[[ Given records, beginning ]]
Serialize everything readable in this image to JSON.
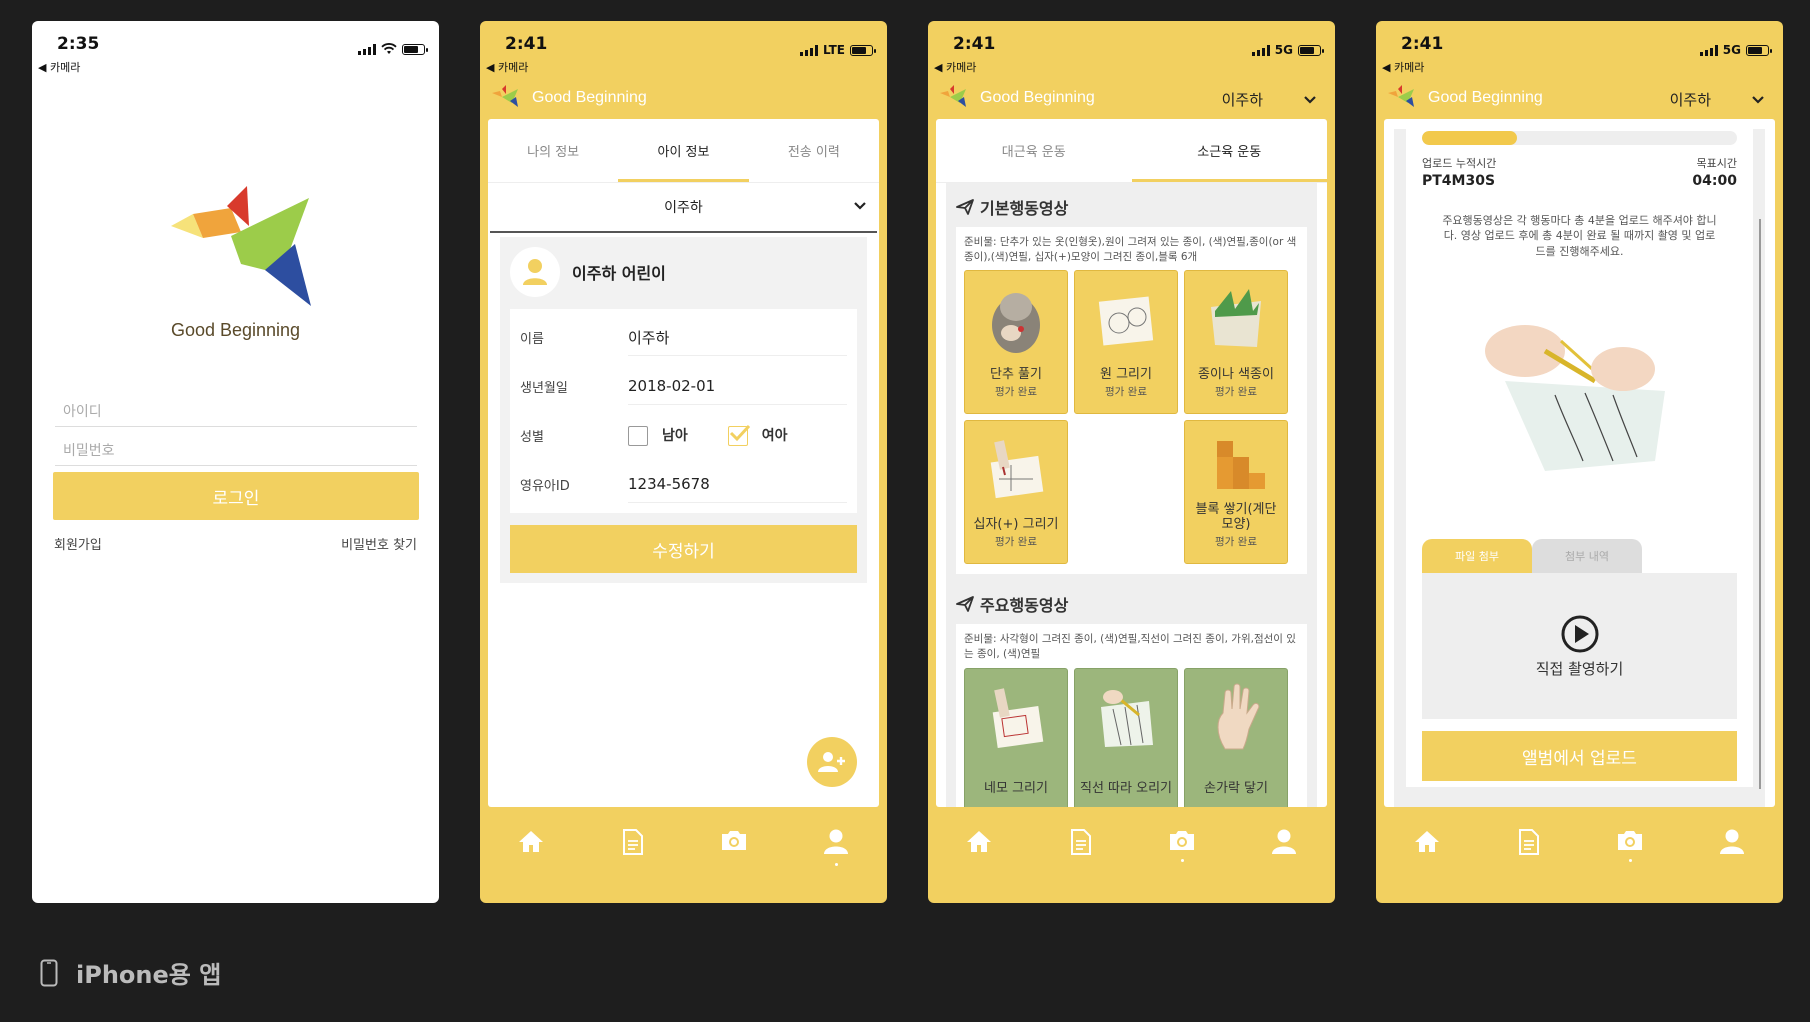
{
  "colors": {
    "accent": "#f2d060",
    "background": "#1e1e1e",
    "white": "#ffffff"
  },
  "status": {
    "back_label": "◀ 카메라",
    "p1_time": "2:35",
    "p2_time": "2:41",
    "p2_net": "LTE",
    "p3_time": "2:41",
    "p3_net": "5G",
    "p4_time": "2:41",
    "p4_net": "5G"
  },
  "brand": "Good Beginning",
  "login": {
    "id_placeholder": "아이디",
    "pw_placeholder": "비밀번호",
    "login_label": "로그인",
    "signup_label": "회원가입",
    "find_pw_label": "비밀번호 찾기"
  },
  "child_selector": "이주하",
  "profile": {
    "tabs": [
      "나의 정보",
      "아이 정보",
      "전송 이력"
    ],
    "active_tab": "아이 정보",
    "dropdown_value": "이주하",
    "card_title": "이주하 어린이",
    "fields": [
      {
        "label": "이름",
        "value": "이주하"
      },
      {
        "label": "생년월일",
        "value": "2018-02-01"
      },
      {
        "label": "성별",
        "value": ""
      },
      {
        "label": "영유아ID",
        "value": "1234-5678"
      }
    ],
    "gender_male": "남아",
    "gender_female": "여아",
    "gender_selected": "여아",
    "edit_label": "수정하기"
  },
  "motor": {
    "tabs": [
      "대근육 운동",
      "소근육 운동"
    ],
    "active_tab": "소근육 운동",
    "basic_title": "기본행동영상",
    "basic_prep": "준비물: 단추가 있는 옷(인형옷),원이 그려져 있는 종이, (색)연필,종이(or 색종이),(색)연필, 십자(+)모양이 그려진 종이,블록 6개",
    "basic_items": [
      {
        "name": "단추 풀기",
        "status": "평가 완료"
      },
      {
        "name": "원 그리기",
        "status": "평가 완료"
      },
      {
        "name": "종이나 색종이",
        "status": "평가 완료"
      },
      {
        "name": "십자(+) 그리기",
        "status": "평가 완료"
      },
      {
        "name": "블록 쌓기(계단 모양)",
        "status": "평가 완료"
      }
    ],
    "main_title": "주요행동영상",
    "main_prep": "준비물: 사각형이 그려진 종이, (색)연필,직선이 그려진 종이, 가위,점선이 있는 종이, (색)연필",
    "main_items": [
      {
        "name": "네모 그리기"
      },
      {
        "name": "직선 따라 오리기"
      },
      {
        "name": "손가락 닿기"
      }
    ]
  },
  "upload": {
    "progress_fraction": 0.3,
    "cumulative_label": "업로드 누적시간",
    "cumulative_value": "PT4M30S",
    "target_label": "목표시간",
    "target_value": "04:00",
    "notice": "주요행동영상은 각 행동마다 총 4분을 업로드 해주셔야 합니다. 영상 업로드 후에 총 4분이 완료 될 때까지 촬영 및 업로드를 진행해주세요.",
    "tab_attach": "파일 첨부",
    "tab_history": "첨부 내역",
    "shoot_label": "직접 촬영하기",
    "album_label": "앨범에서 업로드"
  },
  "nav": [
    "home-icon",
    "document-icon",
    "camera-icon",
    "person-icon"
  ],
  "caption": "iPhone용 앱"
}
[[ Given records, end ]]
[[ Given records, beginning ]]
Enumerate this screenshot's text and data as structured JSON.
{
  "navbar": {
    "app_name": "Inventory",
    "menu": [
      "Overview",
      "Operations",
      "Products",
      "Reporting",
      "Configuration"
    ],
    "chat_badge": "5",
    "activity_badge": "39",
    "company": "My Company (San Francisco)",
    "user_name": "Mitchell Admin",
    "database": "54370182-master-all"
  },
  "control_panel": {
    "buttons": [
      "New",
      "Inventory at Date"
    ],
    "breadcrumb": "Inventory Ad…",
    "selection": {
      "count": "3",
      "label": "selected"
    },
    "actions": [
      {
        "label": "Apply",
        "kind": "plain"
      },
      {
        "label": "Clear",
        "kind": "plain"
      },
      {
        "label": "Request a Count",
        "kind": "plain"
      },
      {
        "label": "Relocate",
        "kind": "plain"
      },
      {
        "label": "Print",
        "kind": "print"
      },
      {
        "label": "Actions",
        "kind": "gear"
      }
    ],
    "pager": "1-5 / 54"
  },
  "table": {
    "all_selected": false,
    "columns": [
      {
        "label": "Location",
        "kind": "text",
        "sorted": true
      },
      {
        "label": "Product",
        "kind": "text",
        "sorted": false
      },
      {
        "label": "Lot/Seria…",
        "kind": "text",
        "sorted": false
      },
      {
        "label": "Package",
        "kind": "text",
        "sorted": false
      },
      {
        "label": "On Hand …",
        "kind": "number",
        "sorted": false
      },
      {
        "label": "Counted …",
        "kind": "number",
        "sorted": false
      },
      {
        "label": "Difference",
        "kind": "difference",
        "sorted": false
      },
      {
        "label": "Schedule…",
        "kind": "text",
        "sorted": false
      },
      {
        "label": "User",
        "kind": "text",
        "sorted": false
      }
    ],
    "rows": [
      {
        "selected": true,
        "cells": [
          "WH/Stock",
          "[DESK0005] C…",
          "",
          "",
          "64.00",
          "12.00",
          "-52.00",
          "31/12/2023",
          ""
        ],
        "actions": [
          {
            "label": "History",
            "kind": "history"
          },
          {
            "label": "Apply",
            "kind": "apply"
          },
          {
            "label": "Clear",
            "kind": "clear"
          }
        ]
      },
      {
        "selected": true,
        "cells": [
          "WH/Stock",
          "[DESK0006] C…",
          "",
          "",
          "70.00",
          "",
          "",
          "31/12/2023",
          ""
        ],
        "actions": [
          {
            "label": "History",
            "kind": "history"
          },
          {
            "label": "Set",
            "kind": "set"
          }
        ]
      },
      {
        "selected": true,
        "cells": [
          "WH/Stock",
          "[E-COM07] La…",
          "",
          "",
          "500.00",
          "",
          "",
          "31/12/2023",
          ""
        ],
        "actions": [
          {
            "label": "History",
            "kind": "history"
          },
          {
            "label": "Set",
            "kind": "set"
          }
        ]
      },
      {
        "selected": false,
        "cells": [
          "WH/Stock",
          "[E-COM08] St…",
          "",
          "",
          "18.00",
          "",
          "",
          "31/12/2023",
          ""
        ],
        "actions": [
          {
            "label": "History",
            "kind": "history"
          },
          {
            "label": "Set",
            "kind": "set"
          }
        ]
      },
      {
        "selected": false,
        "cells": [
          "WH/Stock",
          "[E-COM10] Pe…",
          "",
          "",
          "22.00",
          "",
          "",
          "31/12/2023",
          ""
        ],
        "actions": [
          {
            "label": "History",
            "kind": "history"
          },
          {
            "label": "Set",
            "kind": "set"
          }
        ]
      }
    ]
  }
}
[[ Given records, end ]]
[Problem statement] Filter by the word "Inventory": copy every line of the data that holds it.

[Exercise response]
    "app_name": "Inventory",
      "Inventory at Date"
    "breadcrumb": "Inventory Ad…",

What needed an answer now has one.